WORK INSTRUCTIONS: Each line below that contains "Type" counts once; report the total and nothing more.

RECORD EXCERPTS:
┌──

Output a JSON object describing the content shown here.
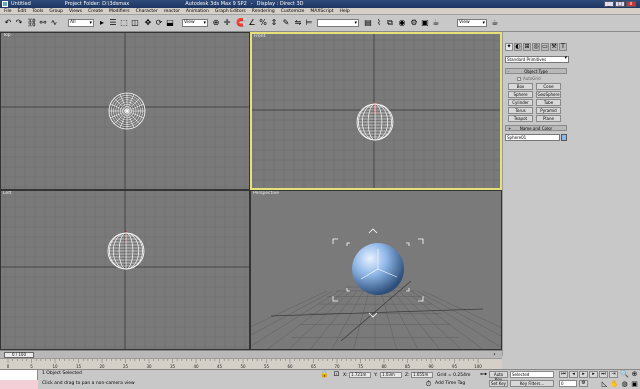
{
  "titlebar": {
    "doc": "Untitled",
    "project": "Project Folder: D:\\3dsmax",
    "app": "Autodesk 3ds Max 9 SP2",
    "display": "Display : Direct 3D",
    "minimize": "_",
    "maximize": "□",
    "close": "x"
  },
  "menu": [
    "File",
    "Edit",
    "Tools",
    "Group",
    "Views",
    "Create",
    "Modifiers",
    "Character",
    "reactor",
    "Animation",
    "Graph Editors",
    "Rendering",
    "Customize",
    "MAXScript",
    "Help"
  ],
  "toolbar": {
    "filter_select": "All",
    "refcoord_select": "View",
    "named_sel_select": "",
    "render_view_select": "View"
  },
  "viewports": {
    "top": "Top",
    "front": "Front",
    "left": "Left",
    "perspective": "Perspective"
  },
  "command_panel": {
    "category": "Standard Primitives",
    "object_type_header": "Object Type",
    "rollout_minus": "-",
    "autogrid": "AutoGrid",
    "buttons": [
      "Box",
      "Cone",
      "Sphere",
      "GeoSphere",
      "Cylinder",
      "Tube",
      "Torus",
      "Pyramid",
      "Teapot",
      "Plane"
    ],
    "name_color_header": "Name and Color",
    "rollout_plus": "+",
    "object_name": "Sphere01",
    "object_color": "#8fb7e8"
  },
  "timeline": {
    "position": "0 / 100",
    "start": 0,
    "end": 100,
    "ticks": [
      0,
      5,
      10,
      15,
      20,
      25,
      30,
      35,
      40,
      45,
      50,
      55,
      60,
      65,
      70,
      75,
      80,
      85,
      90,
      95,
      100
    ]
  },
  "status": {
    "selection": "1 Object Selected",
    "prompt": "Click and drag to pan a non-camera view",
    "x_label": "X:",
    "x_value": "1.721m",
    "y_label": "Y:",
    "y_value": "1.03m",
    "z_label": "Z:",
    "z_value": "1.655m",
    "grid": "Grid = 0.254m",
    "add_time_tag": "Add Time Tag",
    "auto_key": "Auto Key",
    "set_key": "Set Key",
    "key_mode_select": "Selected",
    "key_filters": "Key Filters...",
    "frame": "0"
  },
  "colors": {
    "viewport_bg": "#7a7a7a",
    "grid_line": "#6a6a6a",
    "grid_major": "#3a3a3a",
    "active_border": "#e6e07a",
    "wire": "#ffffff",
    "sphere": "#8fb7e8"
  }
}
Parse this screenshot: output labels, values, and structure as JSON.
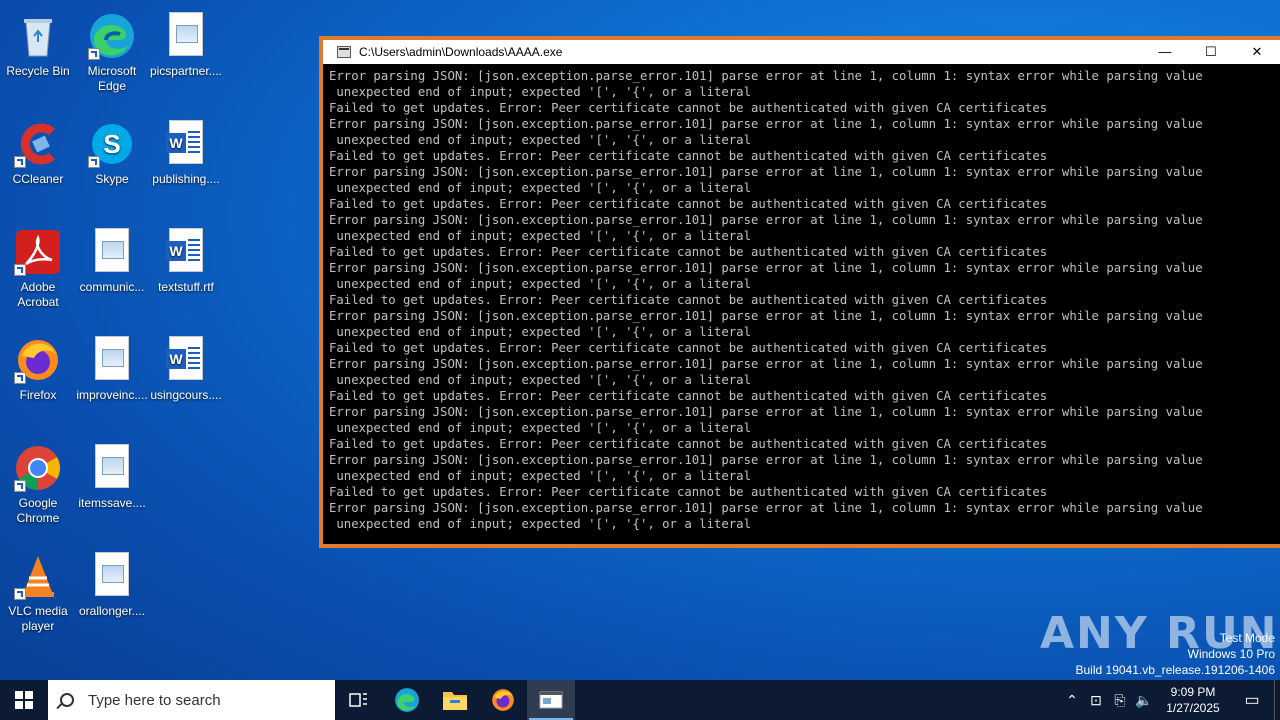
{
  "desktop": {
    "icons": [
      {
        "label": "Recycle Bin"
      },
      {
        "label": "Microsoft Edge"
      },
      {
        "label": "picspartner...."
      },
      {
        "label": "CCleaner"
      },
      {
        "label": "Skype"
      },
      {
        "label": "publishing...."
      },
      {
        "label": "Adobe Acrobat"
      },
      {
        "label": "communic..."
      },
      {
        "label": "textstuff.rtf"
      },
      {
        "label": "Firefox"
      },
      {
        "label": "improveinc...."
      },
      {
        "label": "usingcours...."
      },
      {
        "label": "Google Chrome"
      },
      {
        "label": "itemssave...."
      },
      {
        "label": "VLC media player"
      },
      {
        "label": "orallonger...."
      }
    ]
  },
  "console": {
    "title": "C:\\Users\\admin\\Downloads\\AAAA.exe",
    "minimize": "—",
    "maximize": "☐",
    "close": "✕",
    "lines": [
      "Error parsing JSON: [json.exception.parse_error.101] parse error at line 1, column 1: syntax error while parsing value",
      " unexpected end of input; expected '[', '{', or a literal",
      "Failed to get updates. Error: Peer certificate cannot be authenticated with given CA certificates",
      "Error parsing JSON: [json.exception.parse_error.101] parse error at line 1, column 1: syntax error while parsing value",
      " unexpected end of input; expected '[', '{', or a literal",
      "Failed to get updates. Error: Peer certificate cannot be authenticated with given CA certificates",
      "Error parsing JSON: [json.exception.parse_error.101] parse error at line 1, column 1: syntax error while parsing value",
      " unexpected end of input; expected '[', '{', or a literal",
      "Failed to get updates. Error: Peer certificate cannot be authenticated with given CA certificates",
      "Error parsing JSON: [json.exception.parse_error.101] parse error at line 1, column 1: syntax error while parsing value",
      " unexpected end of input; expected '[', '{', or a literal",
      "Failed to get updates. Error: Peer certificate cannot be authenticated with given CA certificates",
      "Error parsing JSON: [json.exception.parse_error.101] parse error at line 1, column 1: syntax error while parsing value",
      " unexpected end of input; expected '[', '{', or a literal",
      "Failed to get updates. Error: Peer certificate cannot be authenticated with given CA certificates",
      "Error parsing JSON: [json.exception.parse_error.101] parse error at line 1, column 1: syntax error while parsing value",
      " unexpected end of input; expected '[', '{', or a literal",
      "Failed to get updates. Error: Peer certificate cannot be authenticated with given CA certificates",
      "Error parsing JSON: [json.exception.parse_error.101] parse error at line 1, column 1: syntax error while parsing value",
      " unexpected end of input; expected '[', '{', or a literal",
      "Failed to get updates. Error: Peer certificate cannot be authenticated with given CA certificates",
      "Error parsing JSON: [json.exception.parse_error.101] parse error at line 1, column 1: syntax error while parsing value",
      " unexpected end of input; expected '[', '{', or a literal",
      "Failed to get updates. Error: Peer certificate cannot be authenticated with given CA certificates",
      "Error parsing JSON: [json.exception.parse_error.101] parse error at line 1, column 1: syntax error while parsing value",
      " unexpected end of input; expected '[', '{', or a literal",
      "Failed to get updates. Error: Peer certificate cannot be authenticated with given CA certificates",
      "Error parsing JSON: [json.exception.parse_error.101] parse error at line 1, column 1: syntax error while parsing value",
      " unexpected end of input; expected '[', '{', or a literal"
    ]
  },
  "watermark": {
    "brand": "ANY RUN",
    "line1": "Test Mode",
    "line2": "Windows 10 Pro",
    "line3": "Build 19041.vb_release.191206-1406"
  },
  "taskbar": {
    "search_placeholder": "Type here to search",
    "time": "9:09 PM",
    "date": "1/27/2025",
    "apps": [
      "task-view",
      "edge",
      "file-explorer",
      "firefox",
      "console"
    ]
  },
  "colors": {
    "accent_border": "#e07a2a",
    "taskbar": "#0c1a33"
  }
}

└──

ANSWER SPACE: 2